EXERCISE: Retype the listing below exactly, pictures removed.

MATERIAL PROVIDED:
►

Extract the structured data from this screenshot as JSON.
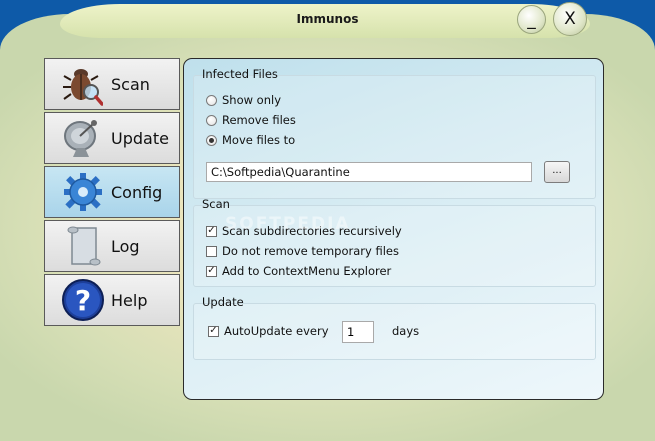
{
  "window": {
    "title": "Immunos",
    "minimize_label": "_",
    "close_label": "X"
  },
  "nav": {
    "items": [
      {
        "label": "Scan",
        "icon": "bug-magnifier-icon"
      },
      {
        "label": "Update",
        "icon": "satellite-dish-icon"
      },
      {
        "label": "Config",
        "icon": "gear-icon"
      },
      {
        "label": "Log",
        "icon": "scroll-icon"
      },
      {
        "label": "Help",
        "icon": "question-icon"
      }
    ],
    "active": "Config"
  },
  "infected_files": {
    "title": "Infected Files",
    "options": [
      {
        "label": "Show only",
        "checked": false
      },
      {
        "label": "Remove files",
        "checked": false
      },
      {
        "label": "Move files to",
        "checked": true
      }
    ],
    "path_value": "C:\\Softpedia\\Quarantine",
    "browse_label": "..."
  },
  "scan": {
    "title": "Scan",
    "options": [
      {
        "label": "Scan subdirectories recursively",
        "checked": true
      },
      {
        "label": "Do not remove temporary files",
        "checked": false
      },
      {
        "label": "Add to ContextMenu Explorer",
        "checked": true
      }
    ]
  },
  "update": {
    "title": "Update",
    "auto_label": "AutoUpdate every",
    "auto_checked": true,
    "days_value": "1",
    "days_label": "days"
  },
  "watermark": "SOFTPEDIA",
  "colors": {
    "outer_blue": "#0e5aa8",
    "shell": "#e9e4bc",
    "active_nav": "#a9d4ea",
    "panel": "#d7ecf3"
  }
}
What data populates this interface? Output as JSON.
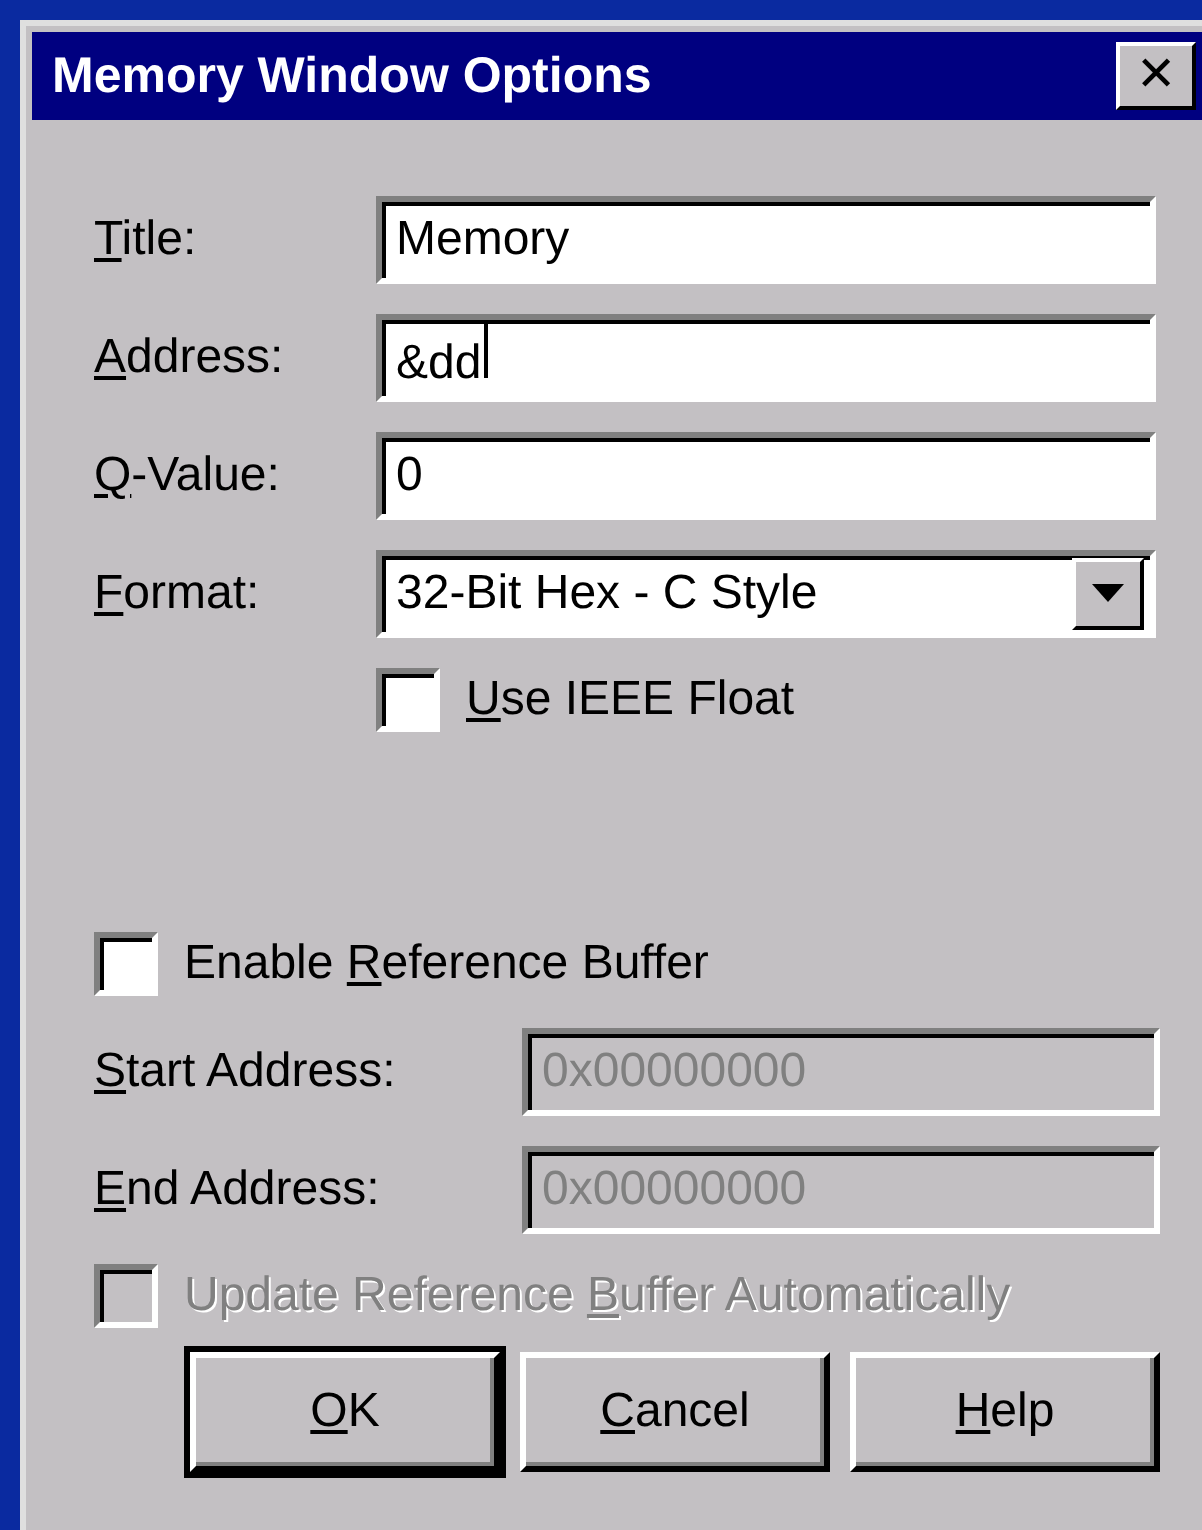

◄

YOUR SOLUTION:
Extract the structured data from this screenshot as JSON.
{
  "window": {
    "title": "Immunos",
    "minimize_label": "_",
    "close_label": "X"
  },
  "nav": {
    "items": [
      {
        "label": "Scan",
        "icon": "bug-magnifier-icon"
      },
      {
        "label": "Update",
        "icon": "satellite-dish-icon"
      },
      {
        "label": "Config",
        "icon": "gear-icon"
      },
      {
        "label": "Log",
        "icon": "scroll-icon"
      },
      {
        "label": "Help",
        "icon": "question-icon"
      }
    ],
    "active": "Config"
  },
  "infected_files": {
    "title": "Infected Files",
    "options": [
      {
        "label": "Show only",
        "checked": false
      },
      {
        "label": "Remove files",
        "checked": false
      },
      {
        "label": "Move files to",
        "checked": true
      }
    ],
    "path_value": "C:\\Softpedia\\Quarantine",
    "browse_label": "..."
  },
  "scan": {
    "title": "Scan",
    "options": [
      {
        "label": "Scan subdirectories recursively",
        "checked": true
      },
      {
        "label": "Do not remove temporary files",
        "checked": false
      },
      {
        "label": "Add to ContextMenu Explorer",
        "checked": true
      }
    ]
  },
  "update": {
    "title": "Update",
    "auto_label": "AutoUpdate every",
    "auto_checked": true,
    "days_value": "1",
    "days_label": "days"
  },
  "watermark": "SOFTPEDIA",
  "colors": {
    "outer_blue": "#0e5aa8",
    "shell": "#e9e4bc",
    "active_nav": "#a9d4ea",
    "panel": "#d7ecf3"
  }
}
What data populates this interface? Output as JSON.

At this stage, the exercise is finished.